Copy each line below holding "dobaviteljev".

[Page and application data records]

**********

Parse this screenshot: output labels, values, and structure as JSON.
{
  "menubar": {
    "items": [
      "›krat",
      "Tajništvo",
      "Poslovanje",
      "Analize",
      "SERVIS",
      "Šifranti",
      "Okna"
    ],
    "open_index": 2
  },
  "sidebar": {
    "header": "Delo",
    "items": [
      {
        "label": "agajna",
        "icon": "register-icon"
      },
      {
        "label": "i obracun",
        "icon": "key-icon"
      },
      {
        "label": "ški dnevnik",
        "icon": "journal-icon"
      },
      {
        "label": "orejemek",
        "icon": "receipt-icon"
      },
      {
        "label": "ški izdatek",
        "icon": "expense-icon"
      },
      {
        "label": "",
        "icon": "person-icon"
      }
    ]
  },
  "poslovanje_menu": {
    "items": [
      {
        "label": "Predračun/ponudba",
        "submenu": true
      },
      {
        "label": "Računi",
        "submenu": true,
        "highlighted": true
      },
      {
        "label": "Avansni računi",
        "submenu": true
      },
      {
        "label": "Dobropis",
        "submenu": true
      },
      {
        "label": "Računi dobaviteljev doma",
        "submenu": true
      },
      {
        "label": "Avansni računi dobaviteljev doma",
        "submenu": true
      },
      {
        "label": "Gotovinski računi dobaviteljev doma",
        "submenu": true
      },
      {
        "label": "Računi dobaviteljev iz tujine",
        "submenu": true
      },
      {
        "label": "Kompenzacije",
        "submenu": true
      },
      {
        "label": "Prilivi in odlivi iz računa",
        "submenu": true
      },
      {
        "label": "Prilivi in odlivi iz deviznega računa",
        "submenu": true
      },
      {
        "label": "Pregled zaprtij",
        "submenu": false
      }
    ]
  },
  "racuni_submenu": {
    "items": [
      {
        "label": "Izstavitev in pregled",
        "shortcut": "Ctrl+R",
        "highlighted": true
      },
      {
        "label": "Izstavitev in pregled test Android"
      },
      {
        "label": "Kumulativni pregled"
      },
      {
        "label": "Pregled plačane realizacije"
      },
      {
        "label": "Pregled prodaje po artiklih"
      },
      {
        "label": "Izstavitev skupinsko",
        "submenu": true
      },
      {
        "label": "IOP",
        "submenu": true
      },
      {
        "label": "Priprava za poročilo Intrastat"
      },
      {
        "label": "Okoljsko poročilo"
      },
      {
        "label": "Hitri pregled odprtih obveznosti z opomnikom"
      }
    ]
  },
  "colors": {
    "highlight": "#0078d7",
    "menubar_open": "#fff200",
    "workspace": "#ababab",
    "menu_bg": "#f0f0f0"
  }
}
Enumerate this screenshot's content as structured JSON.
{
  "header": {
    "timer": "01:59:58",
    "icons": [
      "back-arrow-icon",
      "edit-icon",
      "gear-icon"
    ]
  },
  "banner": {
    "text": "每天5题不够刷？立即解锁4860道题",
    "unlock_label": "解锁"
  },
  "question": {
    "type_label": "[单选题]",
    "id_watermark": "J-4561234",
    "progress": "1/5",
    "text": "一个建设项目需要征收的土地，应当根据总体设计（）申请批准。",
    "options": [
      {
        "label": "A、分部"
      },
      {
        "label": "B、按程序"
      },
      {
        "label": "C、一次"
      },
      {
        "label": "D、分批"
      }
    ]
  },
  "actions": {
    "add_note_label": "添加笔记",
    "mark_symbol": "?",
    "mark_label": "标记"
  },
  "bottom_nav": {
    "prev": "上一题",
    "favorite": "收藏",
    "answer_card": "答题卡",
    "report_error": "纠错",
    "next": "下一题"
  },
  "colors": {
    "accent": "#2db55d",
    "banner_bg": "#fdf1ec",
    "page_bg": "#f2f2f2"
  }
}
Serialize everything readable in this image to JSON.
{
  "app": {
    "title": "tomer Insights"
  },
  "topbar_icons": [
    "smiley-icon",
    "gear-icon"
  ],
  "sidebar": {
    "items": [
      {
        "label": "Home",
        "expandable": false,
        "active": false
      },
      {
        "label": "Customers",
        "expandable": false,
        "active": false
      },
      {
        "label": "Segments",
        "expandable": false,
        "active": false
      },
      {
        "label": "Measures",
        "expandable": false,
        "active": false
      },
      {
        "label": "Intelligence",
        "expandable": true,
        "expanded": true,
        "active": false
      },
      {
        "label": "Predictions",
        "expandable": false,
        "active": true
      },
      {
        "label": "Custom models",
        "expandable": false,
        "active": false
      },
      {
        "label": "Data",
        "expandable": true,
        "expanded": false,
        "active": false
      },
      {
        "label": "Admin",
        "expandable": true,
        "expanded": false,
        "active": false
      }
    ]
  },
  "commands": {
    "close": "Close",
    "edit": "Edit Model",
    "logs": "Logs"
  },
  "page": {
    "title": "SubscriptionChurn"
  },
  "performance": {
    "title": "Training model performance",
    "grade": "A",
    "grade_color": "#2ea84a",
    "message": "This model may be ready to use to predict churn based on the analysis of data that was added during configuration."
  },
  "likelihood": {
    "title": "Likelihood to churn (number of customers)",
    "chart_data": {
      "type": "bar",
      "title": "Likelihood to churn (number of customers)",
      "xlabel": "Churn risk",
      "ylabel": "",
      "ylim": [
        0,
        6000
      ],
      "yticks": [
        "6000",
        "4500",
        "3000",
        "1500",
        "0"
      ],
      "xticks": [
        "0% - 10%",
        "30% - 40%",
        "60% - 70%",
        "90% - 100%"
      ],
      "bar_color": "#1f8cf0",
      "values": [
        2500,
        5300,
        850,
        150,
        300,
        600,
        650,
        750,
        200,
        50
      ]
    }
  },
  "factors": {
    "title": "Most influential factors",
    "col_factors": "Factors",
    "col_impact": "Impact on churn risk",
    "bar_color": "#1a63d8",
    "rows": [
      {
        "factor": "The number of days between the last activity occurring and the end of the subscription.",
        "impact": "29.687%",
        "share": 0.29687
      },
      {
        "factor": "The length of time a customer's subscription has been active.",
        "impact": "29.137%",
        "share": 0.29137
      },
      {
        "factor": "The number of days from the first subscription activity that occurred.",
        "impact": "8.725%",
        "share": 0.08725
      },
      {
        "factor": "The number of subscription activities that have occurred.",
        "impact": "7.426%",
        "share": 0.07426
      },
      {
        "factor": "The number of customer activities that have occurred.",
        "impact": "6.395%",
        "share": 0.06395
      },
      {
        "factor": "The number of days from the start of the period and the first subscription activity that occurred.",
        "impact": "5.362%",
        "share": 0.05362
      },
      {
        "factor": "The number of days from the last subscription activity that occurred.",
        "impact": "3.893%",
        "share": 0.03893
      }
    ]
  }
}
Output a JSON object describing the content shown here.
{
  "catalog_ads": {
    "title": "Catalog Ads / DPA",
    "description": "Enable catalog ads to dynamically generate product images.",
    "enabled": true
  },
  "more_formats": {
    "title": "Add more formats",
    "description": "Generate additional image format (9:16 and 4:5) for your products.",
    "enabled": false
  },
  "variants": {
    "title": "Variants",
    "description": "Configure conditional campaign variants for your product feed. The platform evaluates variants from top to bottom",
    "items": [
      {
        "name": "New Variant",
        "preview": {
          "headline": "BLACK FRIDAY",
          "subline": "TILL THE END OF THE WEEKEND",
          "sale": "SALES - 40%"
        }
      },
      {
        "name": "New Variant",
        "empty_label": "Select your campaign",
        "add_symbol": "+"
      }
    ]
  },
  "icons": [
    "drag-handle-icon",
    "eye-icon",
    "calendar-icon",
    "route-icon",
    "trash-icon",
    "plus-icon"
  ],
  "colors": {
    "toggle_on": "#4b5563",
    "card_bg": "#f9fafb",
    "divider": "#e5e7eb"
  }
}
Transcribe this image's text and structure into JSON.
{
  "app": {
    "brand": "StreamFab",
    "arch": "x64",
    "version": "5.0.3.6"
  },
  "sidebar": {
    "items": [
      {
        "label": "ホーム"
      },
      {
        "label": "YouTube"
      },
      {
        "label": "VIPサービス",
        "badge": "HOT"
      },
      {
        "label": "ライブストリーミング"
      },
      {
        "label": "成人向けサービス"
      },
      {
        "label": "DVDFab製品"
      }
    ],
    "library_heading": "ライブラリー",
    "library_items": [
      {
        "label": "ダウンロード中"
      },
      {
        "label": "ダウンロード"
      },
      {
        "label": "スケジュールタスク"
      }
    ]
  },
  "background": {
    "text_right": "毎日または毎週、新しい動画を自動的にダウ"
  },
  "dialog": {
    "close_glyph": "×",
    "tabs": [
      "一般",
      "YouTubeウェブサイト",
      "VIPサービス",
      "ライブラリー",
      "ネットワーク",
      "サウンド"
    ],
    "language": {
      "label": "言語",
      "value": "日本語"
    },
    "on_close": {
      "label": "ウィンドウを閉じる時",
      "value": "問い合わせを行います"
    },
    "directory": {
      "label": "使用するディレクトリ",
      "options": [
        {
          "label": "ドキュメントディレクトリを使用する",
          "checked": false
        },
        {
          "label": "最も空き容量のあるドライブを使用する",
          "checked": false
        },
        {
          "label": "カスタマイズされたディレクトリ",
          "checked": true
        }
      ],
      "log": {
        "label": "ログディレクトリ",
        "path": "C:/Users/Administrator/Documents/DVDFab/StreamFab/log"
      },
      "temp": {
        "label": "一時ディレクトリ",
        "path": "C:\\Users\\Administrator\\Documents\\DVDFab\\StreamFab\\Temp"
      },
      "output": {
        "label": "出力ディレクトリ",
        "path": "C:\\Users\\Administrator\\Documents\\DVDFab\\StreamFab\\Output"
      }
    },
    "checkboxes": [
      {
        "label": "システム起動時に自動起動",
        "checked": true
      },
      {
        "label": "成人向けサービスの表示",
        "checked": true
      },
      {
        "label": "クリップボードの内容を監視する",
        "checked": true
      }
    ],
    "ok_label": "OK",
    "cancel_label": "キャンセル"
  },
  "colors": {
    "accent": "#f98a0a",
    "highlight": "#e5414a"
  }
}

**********

**Written reply**.
        "label": "Računi dobaviteljev doma",
        "label": "Avansni računi dobaviteljev doma",
        "label": "Gotovinski računi dobaviteljev doma",
        "label": "Računi dobaviteljev iz tujine",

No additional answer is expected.